         Similar to Hegeman, Rodgers noted that Plaintiff was casually dressed with appropriate hygiene and had a logical and coherent thought process. (Tr. 259-60, 262, 265, 267, 269, 270, 273, 281, 282, 285.) While Plaintiff's speech had a normal rate and rhythm, he frequently became irritated with his significant other, speaking intensely at times. (Tr. 259-60, 262, 265, 267, 269, 270, 273, 281, 282.)

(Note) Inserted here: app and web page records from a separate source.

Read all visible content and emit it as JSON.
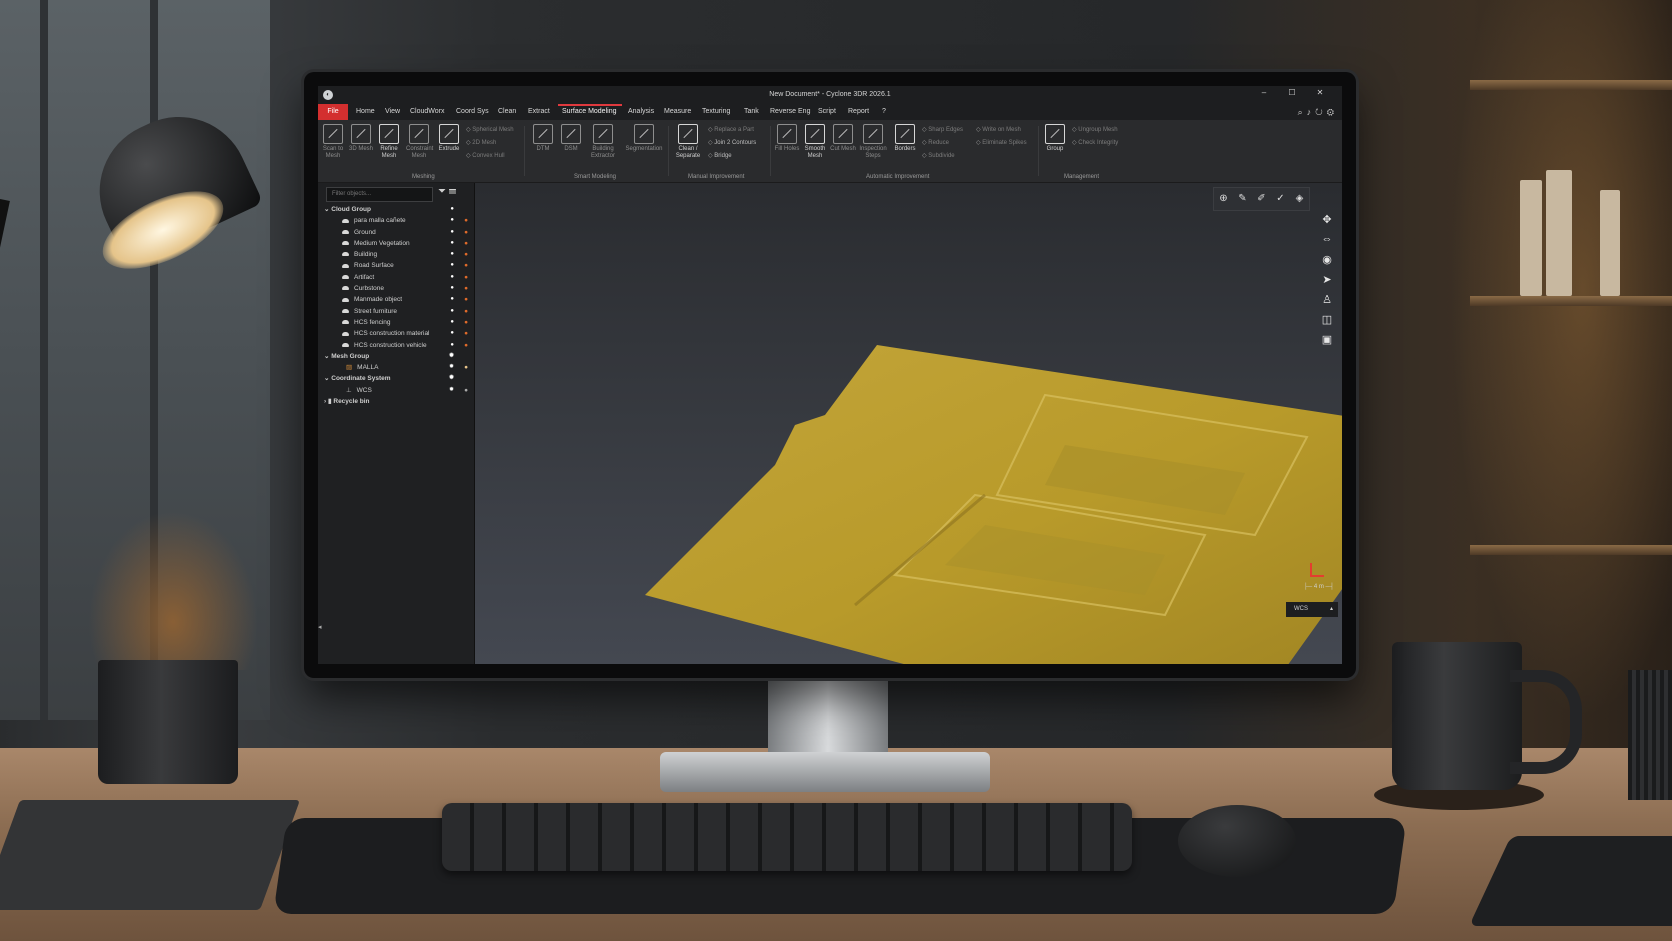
{
  "window": {
    "title": "New Document* - Cyclone 3DR 2026.1",
    "controls": [
      "–",
      "☐",
      "✕"
    ]
  },
  "menu": {
    "file": "File",
    "tabs": [
      "Home",
      "View",
      "CloudWorx",
      "Coord Sys",
      "Clean",
      "Extract",
      "Surface Modeling",
      "Analysis",
      "Measure",
      "Texturing",
      "Tank",
      "Reverse Eng",
      "Script",
      "Report",
      "?"
    ],
    "active_tab": "Surface Modeling"
  },
  "ribbon": {
    "meshing": {
      "group": "Meshing",
      "tools": [
        "Scan to Mesh",
        "3D Mesh",
        "Refine Mesh",
        "Constraint Mesh",
        "Extrude"
      ],
      "small": [
        "Spherical Mesh",
        "2D Mesh",
        "Convex Hull"
      ]
    },
    "smart": {
      "group": "Smart Modeling",
      "tools": [
        "DTM",
        "DSM",
        "Building Extractor",
        "Segmentation"
      ]
    },
    "manual": {
      "group": "Manual Improvement",
      "tools": [
        "Clean / Separate"
      ],
      "small": [
        "Replace a Part",
        "Join 2 Contours",
        "Bridge"
      ]
    },
    "automatic": {
      "group": "Automatic Improvement",
      "tools": [
        "Fill Holes",
        "Smooth Mesh",
        "Cut Mesh",
        "Inspection Steps",
        "Borders"
      ],
      "small": [
        "Sharp Edges",
        "Reduce",
        "Subdivide",
        "Write on Mesh",
        "Eliminate Spikes"
      ]
    },
    "management": {
      "group": "Management",
      "tools": [
        "Group"
      ],
      "small": [
        "Ungroup Mesh",
        "Check Integrity"
      ]
    }
  },
  "panel": {
    "filter_placeholder": "Filter objects...",
    "tree": [
      {
        "label": "Cloud Group",
        "level": 0,
        "group": true
      },
      {
        "label": "para malla cañete",
        "level": 1
      },
      {
        "label": "Ground",
        "level": 1
      },
      {
        "label": "Medium Vegetation",
        "level": 1
      },
      {
        "label": "Building",
        "level": 1
      },
      {
        "label": "Road Surface",
        "level": 1
      },
      {
        "label": "Artifact",
        "level": 1
      },
      {
        "label": "Curbstone",
        "level": 1
      },
      {
        "label": "Manmade object",
        "level": 1
      },
      {
        "label": "Street furniture",
        "level": 1
      },
      {
        "label": "HCS fencing",
        "level": 1
      },
      {
        "label": "HCS construction material",
        "level": 1
      },
      {
        "label": "HCS construction vehicle",
        "level": 1
      },
      {
        "label": "Mesh Group",
        "level": 0,
        "group": true
      },
      {
        "label": "MALLA",
        "level": 1
      },
      {
        "label": "Coordinate System",
        "level": 0,
        "group": true
      },
      {
        "label": "WCS",
        "level": 1
      },
      {
        "label": "Recycle bin",
        "level": 0,
        "group": true
      }
    ]
  },
  "viewport": {
    "scale_label": "4 m",
    "coord_system": "WCS",
    "mesh_color": "#b89a2a"
  },
  "colors": {
    "accent": "#d32f2f",
    "panel": "#1f2022",
    "ribbon": "#2a2b2d"
  }
}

         In March 2013, Plaintiff began participating in a research study using mindfulness and meditation to address anxiety. (See Tr. 265, 267.) Plaintiff's sessions with Hegeman were reduced to accommodate his participation in the study. (Tr. 265.) When Hegeman saw Plaintiff in April, Plaintiff reported that he greatly enjoyed participating in the study and noted significant improvement in his ability to function. (Tr. 258.) Plaintiff was handling his emotions better and had better communication and less conflict with his significant other. (Tr. 258.)

         Around the end of April, Plaintiff had an acute anxiety attack while participating in his meditation group, becoming “very upset by some of the discussion” and crying uncontrollably. (Tr. 257.) Plaintiff was seen in the emergency room and reported that if he had hydroxyzine with him he would have taken it because it usually helps him. ...

Buy This Entire Record For $7.95

Download the entire decision to receive the complete text, official citation,
docket number, dissents and concurrences, and footnotes for this case.

Learn more about what you receive with purchase of this case.